§ What you have to do: Collect every line of the records below that contains the word "item".

Stored data:
==*==
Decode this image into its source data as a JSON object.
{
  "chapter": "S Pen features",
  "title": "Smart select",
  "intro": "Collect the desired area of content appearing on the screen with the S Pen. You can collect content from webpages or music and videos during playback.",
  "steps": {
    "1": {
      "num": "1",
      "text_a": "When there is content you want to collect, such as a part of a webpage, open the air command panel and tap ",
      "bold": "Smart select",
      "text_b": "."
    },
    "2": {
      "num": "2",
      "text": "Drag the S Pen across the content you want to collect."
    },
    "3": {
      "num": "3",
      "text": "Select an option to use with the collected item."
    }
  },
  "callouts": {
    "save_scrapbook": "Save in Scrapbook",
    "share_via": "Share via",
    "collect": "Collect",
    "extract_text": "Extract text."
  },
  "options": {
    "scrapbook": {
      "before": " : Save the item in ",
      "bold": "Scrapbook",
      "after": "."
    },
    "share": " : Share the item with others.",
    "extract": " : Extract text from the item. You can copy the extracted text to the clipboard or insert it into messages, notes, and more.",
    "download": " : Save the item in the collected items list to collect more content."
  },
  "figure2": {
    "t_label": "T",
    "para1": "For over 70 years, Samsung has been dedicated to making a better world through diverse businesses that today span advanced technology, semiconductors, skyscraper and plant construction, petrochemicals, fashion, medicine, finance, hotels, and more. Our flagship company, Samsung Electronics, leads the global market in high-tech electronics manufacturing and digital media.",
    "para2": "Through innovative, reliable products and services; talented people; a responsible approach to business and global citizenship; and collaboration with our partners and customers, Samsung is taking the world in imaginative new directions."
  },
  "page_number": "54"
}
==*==
§ Solution:
      "text": "Select an option to use with the collected item."
      "before": " : Save the item in ",
    "share": " : Share the item with others.",
    "extract": " : Extract text from the item. You can copy the extracted text to the clipboard or insert it into messages, notes, and more.",
    "download": " : Save the item in the collected items list to collect more content."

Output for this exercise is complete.